# What the task requires
In the entries below, the word "everything" appears on some lines. Copy each of those lines.

# Data
# # # # #

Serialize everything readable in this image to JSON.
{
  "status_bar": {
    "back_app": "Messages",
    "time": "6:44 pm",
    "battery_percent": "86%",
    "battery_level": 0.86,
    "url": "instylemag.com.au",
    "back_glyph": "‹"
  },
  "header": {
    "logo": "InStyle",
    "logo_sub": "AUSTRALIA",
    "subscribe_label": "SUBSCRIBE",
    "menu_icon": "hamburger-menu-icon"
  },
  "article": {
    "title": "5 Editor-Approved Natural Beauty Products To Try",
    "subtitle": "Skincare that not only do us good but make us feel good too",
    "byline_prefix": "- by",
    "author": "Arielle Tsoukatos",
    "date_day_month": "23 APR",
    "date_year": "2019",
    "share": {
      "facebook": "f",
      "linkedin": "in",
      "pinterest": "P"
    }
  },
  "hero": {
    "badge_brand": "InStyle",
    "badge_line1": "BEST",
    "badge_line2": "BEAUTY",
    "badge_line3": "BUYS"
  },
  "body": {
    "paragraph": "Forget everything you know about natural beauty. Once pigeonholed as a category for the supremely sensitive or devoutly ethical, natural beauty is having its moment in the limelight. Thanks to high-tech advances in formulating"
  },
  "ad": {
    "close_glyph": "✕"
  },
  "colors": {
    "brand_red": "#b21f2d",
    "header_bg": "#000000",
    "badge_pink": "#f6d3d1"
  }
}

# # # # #

# Solved problem
Serialize everything readable in this image to JSON.
    "paragraph": "Forget everything you know about natural beauty. Once pigeonholed as a category for the supremely sensitive or devoutly ethical, natural beauty is having its moment in the limelight. Thanks to high-tech advances in formulating"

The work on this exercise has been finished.